The “free” aspect of Open Source is often cited as a demeaning characteristic - if I had a pound for every time I’ve been told that we as a Local Authority only offered Moodle (an Open Source tool and the world’s leading Virtual Learning Environment) to our schools “because it was free or cheap” I’d be a rich man - actually, I’d probably have enough to pay for about a week’s subscription to some of the more expensive commercial alternatives to Moodle. We use Moodle due to its quality - not because of its lack of licensing fees. Choosing Moodle has given us genuine freedom - over our own destiny. We can change it or implement it if and when we want to and pair it with what we like (integrations with SIMS , other MISs, Google Apps for Education , Microsoft’s Live@edu , Adobe Connect , Microsoft Office  and many other tools are available). Our schools can start to use it when they are ready to, not simply because they’ve paid out for a significant contract whose clock is ticking.
Using Moodle as an example, you can pay for as much as you’d like to, including:
- training - someone to help or show you how to best use the tool;
- hosting - a third party to host the software - unless you want to host it in school;
- support - someone on the phone to talk you through how to do something;
- or none of these.
I’ve had the privilege of supporting all sorts of schools in using Learning Platforms effectively and have lost count of the number of staff I’ve worked with who have used Moodle in Singapore, Spain, France, Belgium to name a few countries - and been able to bring their resources with them to schools in England, without having to recreate them anew. In Australia, Brazil, the US, Sweden, South Africa, Finland and all around the world a community of learning teachers and educationalists can (and are) shaping the way in which new pedagogies are developing across the globe. Some, like the Open University, LSE, & hundreds of huge institutions  invest time, money & resource in Moodle knowing that this will feed back into its global community of users as well as benefiting their own. Others - small primary schools, voluntary organisations, faith groups, individuals - teach and innovate using the same tool on a more organic scale. Both ends of the scale contribute to and gain from a global project that’s open in all senses of the word.

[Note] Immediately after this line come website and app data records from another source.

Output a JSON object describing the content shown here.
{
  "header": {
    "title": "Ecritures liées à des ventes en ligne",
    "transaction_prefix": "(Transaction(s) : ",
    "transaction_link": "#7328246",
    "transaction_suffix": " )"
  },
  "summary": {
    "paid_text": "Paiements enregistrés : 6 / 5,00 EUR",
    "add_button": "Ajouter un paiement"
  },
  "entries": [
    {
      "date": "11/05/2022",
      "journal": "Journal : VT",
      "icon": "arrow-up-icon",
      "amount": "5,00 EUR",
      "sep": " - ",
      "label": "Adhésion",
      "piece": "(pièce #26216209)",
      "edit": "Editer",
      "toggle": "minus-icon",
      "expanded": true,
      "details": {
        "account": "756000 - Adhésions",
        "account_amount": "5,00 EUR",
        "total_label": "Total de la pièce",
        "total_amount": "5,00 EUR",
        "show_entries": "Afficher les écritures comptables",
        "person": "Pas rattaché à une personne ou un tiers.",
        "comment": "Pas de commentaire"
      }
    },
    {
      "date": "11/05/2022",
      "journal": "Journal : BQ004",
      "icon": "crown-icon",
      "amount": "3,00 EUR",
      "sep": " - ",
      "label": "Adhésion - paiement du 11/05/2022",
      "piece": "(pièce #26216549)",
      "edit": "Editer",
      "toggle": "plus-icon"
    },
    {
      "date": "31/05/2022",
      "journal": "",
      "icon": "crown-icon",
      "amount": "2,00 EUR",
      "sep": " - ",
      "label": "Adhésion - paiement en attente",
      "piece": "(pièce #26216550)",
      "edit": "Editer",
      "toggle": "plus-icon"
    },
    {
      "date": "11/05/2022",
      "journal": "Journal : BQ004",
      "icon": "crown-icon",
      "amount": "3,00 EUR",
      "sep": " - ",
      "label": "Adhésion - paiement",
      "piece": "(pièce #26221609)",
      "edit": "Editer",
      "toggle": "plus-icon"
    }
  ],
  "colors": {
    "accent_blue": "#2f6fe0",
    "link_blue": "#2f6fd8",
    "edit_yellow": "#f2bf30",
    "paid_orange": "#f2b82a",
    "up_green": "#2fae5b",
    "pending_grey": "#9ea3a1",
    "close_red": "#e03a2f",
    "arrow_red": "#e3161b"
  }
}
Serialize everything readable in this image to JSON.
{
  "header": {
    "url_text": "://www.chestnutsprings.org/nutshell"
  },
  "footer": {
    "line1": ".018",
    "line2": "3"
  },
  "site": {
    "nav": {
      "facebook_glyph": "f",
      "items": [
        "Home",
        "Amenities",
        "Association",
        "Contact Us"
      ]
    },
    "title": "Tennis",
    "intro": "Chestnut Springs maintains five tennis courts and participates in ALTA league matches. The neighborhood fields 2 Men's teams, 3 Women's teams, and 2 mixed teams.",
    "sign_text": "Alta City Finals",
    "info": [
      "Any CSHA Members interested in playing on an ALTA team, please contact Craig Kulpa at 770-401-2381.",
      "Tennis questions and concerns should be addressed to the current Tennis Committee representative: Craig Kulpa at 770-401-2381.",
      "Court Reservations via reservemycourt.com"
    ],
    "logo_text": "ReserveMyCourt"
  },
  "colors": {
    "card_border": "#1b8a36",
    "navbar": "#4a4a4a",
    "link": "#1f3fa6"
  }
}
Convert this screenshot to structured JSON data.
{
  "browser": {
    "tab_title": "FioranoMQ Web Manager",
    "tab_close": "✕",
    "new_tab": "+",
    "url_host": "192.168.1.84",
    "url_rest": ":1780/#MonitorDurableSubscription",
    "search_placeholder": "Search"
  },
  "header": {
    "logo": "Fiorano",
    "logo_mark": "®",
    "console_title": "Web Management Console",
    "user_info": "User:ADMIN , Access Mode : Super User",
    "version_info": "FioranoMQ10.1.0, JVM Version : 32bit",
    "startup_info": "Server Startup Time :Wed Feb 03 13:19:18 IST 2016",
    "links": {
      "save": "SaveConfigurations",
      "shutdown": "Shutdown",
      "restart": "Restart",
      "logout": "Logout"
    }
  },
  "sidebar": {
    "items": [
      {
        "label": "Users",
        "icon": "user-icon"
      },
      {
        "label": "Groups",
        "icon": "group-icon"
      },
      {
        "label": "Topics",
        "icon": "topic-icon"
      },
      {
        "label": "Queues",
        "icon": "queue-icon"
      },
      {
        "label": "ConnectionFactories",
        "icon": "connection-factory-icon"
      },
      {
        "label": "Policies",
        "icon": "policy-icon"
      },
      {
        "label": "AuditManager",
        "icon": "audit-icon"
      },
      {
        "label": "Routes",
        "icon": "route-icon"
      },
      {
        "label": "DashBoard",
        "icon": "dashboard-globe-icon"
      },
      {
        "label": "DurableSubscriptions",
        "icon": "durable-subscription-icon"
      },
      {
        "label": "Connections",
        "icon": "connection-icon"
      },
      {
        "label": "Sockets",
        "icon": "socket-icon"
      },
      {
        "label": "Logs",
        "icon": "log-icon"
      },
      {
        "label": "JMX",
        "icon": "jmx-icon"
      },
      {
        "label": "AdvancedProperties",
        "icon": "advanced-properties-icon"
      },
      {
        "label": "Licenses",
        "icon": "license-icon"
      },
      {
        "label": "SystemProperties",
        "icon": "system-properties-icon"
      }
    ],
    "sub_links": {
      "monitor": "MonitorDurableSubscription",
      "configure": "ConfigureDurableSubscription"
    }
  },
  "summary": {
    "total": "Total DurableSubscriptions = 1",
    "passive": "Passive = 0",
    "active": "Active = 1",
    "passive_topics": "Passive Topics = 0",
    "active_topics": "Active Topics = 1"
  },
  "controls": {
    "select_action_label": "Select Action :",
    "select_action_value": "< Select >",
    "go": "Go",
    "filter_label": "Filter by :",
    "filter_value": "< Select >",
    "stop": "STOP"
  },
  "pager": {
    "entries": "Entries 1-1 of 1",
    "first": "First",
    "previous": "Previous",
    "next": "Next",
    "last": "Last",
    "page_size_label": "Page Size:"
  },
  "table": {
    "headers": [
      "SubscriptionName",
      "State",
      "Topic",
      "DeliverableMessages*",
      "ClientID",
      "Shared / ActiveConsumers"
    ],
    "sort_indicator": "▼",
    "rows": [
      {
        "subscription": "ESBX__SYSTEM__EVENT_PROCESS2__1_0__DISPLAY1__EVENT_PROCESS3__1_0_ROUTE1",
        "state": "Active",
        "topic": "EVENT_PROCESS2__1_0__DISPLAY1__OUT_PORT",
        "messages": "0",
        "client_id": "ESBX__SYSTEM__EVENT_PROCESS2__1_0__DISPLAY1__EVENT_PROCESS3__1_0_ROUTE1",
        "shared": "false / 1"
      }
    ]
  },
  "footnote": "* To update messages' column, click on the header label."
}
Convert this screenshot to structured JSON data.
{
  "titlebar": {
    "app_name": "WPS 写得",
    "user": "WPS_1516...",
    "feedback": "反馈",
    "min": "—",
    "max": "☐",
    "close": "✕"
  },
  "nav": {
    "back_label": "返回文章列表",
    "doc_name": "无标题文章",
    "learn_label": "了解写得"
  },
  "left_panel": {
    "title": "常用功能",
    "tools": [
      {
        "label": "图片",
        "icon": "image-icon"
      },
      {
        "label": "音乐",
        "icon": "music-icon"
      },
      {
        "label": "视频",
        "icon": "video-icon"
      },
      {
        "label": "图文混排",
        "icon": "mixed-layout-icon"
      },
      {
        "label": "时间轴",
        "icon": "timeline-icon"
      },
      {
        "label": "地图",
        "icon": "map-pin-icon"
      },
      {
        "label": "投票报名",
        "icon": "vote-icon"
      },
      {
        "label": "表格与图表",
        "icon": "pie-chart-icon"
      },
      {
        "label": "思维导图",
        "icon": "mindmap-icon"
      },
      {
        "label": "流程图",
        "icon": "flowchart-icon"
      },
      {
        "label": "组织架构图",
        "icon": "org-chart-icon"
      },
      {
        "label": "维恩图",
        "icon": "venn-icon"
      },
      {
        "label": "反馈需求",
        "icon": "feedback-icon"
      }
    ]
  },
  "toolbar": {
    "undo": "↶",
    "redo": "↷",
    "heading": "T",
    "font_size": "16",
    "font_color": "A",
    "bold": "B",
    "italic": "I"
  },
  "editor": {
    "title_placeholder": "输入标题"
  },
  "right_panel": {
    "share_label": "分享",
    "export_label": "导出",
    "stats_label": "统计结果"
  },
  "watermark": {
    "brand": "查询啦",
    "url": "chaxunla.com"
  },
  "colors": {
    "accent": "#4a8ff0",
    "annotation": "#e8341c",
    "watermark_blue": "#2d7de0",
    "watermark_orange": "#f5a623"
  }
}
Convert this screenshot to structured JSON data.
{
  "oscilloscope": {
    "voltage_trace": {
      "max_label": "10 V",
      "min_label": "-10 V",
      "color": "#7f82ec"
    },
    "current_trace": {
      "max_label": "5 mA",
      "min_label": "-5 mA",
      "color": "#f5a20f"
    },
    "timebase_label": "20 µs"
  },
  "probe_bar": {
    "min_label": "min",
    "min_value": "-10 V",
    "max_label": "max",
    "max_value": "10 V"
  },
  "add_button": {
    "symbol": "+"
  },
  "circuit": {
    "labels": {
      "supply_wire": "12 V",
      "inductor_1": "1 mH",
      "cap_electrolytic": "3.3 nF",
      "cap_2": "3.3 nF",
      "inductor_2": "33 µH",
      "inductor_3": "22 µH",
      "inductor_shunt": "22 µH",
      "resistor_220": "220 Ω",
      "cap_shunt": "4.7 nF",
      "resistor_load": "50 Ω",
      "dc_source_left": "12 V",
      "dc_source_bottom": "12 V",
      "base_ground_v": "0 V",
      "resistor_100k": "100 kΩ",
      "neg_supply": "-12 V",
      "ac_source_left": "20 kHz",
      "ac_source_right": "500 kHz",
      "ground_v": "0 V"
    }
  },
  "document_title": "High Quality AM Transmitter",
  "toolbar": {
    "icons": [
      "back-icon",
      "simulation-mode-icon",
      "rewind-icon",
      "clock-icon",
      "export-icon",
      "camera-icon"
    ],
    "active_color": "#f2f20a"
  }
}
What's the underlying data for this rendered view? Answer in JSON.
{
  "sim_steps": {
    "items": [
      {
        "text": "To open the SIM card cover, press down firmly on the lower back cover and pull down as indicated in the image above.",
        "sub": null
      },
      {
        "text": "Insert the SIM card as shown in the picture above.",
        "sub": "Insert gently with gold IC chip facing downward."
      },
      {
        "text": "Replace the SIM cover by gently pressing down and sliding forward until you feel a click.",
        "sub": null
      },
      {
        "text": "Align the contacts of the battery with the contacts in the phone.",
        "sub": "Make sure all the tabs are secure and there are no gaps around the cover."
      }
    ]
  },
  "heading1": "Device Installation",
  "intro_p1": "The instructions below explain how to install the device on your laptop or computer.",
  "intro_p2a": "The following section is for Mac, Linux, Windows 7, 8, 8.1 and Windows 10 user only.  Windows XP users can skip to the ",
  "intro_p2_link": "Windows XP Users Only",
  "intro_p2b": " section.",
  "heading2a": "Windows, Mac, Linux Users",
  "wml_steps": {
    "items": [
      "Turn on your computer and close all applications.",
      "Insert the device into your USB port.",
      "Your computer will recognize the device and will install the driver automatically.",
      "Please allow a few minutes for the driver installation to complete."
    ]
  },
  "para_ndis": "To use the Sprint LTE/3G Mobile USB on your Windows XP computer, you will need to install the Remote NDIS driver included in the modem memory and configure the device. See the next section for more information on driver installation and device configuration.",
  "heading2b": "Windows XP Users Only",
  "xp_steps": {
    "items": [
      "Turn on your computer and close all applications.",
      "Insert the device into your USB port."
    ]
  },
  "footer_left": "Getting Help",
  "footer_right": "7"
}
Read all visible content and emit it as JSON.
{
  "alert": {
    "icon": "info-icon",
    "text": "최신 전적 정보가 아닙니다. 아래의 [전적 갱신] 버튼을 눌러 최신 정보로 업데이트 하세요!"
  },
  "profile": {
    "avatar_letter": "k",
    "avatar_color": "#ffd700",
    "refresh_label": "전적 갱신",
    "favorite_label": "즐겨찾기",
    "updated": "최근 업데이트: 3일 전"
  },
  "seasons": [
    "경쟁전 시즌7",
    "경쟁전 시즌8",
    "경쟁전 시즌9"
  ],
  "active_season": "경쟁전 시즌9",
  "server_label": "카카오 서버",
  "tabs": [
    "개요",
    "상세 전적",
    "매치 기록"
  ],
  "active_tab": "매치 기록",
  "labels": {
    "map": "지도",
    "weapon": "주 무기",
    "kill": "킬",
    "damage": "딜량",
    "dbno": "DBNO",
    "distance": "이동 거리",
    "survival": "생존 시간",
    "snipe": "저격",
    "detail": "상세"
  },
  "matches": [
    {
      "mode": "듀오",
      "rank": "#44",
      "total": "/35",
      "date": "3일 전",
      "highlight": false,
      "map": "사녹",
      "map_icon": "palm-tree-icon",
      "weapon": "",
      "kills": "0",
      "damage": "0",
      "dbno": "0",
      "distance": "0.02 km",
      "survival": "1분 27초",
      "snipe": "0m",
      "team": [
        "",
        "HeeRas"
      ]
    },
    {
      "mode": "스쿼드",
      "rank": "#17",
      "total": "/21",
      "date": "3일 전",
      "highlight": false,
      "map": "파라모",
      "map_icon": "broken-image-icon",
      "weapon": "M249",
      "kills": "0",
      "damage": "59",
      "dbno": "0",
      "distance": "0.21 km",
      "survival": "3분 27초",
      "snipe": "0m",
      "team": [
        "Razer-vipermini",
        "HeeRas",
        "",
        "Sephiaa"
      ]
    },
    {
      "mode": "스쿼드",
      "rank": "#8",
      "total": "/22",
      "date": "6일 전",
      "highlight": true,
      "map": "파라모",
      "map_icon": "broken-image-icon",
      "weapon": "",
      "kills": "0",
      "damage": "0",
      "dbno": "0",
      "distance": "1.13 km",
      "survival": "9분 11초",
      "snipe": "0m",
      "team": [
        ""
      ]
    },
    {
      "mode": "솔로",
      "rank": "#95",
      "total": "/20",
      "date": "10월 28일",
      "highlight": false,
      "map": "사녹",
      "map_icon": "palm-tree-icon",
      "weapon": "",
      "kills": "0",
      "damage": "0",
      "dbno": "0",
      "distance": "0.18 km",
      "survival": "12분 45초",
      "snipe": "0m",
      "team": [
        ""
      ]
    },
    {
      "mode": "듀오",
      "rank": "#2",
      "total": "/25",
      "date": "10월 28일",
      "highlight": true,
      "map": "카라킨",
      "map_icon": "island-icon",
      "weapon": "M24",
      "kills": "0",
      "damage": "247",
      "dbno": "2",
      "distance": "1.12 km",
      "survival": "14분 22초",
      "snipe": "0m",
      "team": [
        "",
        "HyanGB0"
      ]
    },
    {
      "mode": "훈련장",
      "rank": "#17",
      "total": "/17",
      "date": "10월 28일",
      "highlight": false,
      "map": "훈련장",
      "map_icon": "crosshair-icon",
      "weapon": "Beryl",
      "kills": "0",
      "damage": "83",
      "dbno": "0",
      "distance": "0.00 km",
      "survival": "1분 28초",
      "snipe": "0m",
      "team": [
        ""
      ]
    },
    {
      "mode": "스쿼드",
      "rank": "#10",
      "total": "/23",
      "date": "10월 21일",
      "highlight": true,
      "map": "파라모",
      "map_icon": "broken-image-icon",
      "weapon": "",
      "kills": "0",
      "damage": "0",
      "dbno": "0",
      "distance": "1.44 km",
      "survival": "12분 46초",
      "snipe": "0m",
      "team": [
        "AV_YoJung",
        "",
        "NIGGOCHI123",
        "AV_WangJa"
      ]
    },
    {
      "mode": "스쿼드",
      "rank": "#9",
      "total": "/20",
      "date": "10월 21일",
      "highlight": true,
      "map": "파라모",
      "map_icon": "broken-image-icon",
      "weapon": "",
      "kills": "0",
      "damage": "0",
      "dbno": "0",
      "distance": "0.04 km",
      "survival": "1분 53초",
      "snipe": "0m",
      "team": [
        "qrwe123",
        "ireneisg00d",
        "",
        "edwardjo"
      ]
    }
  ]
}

Whether you buy into the latest Government strategy  or not, most people would agree that this constitutes a pretty big Society.
Complete reference list.